═══ EXTRACTED INFORMATION ═══

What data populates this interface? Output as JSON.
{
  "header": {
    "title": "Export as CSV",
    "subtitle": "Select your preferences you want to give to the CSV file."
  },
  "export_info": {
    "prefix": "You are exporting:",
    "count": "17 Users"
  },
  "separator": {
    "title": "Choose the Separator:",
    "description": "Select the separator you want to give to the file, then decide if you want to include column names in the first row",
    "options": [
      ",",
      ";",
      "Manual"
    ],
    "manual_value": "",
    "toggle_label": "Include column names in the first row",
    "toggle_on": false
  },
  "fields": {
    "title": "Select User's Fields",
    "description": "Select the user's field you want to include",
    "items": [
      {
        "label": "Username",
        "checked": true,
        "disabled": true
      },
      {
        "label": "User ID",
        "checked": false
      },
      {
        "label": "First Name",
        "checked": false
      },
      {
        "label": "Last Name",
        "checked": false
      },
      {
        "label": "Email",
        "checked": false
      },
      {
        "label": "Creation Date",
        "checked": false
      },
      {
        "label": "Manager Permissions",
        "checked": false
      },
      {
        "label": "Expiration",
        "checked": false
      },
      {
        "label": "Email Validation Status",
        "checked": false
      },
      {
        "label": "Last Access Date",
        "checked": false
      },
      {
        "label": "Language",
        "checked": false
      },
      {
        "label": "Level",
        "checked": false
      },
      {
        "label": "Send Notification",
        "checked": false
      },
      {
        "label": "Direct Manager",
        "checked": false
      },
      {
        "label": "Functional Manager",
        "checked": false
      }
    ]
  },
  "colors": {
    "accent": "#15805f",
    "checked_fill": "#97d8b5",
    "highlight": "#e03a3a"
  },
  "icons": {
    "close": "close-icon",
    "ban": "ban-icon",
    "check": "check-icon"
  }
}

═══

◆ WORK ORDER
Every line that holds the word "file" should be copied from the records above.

◆ WRITTEN REPLY
    "subtitle": "Select your preferences you want to give to the CSV file."
    "description": "Select the separator you want to give to the file, then decide if you want to include column names in the first row",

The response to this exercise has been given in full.